Information given START

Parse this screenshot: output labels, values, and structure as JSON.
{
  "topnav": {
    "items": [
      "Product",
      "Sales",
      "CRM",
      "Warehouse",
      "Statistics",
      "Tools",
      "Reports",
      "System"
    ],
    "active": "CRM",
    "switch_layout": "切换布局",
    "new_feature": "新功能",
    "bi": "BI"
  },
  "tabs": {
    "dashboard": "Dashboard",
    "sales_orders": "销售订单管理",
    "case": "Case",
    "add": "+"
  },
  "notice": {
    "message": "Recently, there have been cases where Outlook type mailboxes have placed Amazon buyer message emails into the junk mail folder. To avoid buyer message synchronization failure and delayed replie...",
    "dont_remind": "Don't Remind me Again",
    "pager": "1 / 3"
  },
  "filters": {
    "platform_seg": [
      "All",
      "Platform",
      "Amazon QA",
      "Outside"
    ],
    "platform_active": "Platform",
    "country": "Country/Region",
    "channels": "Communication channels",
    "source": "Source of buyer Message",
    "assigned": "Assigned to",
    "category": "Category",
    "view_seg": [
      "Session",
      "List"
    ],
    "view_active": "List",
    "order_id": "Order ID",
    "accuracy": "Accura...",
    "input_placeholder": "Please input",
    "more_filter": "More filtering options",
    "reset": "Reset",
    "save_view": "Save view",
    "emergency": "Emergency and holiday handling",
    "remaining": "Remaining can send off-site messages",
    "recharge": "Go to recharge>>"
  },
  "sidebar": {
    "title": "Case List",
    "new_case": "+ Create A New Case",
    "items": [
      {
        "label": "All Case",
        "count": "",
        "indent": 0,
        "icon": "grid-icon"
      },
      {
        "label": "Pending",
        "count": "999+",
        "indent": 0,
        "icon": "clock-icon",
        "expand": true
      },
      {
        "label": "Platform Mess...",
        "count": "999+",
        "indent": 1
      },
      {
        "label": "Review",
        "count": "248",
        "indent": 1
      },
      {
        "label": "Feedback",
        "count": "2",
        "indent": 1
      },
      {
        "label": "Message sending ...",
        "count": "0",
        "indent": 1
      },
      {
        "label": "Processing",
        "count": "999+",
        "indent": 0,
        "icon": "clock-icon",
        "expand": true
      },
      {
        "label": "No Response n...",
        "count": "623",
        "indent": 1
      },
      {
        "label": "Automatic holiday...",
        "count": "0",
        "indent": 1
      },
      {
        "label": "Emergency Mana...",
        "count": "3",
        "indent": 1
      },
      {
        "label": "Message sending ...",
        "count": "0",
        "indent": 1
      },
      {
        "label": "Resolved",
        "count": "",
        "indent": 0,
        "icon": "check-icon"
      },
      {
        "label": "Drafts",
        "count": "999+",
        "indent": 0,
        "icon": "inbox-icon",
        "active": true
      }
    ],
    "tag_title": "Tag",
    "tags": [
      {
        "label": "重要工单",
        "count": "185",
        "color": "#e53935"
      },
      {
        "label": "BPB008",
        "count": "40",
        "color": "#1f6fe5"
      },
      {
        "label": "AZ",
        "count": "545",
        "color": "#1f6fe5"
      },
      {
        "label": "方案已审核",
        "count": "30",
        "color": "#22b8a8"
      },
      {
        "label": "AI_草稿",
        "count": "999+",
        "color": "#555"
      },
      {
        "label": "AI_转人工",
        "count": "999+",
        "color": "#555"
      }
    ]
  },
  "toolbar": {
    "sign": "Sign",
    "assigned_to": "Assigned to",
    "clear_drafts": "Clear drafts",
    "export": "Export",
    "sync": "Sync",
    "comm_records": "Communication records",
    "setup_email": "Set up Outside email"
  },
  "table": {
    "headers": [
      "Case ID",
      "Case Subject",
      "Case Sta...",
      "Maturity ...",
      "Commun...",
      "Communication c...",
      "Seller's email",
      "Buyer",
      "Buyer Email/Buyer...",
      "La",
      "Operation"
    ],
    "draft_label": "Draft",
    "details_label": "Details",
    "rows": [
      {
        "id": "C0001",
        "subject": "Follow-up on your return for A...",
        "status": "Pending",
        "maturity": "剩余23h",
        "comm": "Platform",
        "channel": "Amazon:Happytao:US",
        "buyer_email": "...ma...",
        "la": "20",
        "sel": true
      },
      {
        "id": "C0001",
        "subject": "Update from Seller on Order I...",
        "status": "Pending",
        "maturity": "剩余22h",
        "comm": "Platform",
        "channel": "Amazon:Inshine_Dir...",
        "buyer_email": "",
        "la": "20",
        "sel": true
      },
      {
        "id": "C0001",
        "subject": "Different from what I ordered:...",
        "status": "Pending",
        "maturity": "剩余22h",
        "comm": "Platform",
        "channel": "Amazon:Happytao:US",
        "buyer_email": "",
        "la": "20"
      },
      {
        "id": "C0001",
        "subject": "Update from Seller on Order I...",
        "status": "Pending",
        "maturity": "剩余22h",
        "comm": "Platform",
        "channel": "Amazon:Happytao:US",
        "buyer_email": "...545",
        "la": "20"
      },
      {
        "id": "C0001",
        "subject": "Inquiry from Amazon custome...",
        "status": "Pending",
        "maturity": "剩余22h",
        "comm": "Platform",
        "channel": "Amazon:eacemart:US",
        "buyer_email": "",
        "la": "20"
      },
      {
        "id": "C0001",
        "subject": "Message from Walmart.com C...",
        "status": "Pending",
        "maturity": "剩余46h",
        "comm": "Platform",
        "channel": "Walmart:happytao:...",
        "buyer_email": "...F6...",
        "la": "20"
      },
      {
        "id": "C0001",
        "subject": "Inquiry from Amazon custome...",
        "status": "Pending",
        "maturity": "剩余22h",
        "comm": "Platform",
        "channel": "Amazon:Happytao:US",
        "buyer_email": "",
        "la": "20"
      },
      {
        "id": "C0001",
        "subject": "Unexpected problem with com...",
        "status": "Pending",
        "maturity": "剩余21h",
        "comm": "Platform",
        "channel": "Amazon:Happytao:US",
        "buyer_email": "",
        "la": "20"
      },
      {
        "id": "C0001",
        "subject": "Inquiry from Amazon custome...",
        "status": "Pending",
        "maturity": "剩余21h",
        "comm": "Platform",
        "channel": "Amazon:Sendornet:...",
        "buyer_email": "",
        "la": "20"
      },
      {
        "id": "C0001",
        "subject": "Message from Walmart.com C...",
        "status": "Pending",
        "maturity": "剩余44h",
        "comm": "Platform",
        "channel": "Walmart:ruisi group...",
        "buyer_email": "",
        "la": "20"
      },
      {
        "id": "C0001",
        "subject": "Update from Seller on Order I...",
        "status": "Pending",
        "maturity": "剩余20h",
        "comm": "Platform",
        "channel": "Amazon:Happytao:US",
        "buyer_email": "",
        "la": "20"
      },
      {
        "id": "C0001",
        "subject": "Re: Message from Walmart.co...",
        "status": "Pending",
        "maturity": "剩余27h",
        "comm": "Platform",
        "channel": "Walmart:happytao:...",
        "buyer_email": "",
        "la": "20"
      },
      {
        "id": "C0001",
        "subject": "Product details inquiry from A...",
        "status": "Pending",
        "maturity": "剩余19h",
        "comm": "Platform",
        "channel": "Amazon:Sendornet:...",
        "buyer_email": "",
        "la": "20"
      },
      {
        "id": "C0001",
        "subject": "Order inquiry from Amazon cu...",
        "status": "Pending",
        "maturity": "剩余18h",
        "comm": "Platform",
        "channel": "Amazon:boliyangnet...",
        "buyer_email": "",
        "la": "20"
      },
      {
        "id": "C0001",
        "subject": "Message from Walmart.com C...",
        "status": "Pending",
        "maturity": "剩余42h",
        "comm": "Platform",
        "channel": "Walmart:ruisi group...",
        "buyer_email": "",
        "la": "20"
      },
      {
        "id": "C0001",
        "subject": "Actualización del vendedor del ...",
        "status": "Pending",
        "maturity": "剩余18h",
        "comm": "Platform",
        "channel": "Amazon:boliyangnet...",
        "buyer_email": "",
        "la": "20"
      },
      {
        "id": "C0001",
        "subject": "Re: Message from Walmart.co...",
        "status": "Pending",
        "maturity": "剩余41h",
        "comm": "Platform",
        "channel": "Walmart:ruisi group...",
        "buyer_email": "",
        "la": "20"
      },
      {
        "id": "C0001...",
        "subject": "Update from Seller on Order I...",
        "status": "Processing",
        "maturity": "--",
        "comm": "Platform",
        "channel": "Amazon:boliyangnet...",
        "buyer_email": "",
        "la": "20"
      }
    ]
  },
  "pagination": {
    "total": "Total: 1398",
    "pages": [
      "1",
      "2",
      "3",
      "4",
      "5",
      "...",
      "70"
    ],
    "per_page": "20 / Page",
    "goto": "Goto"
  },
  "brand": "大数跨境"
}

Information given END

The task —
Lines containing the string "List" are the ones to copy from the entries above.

Result —
      "List"
    "view_active": "List",
    "title": "Case List",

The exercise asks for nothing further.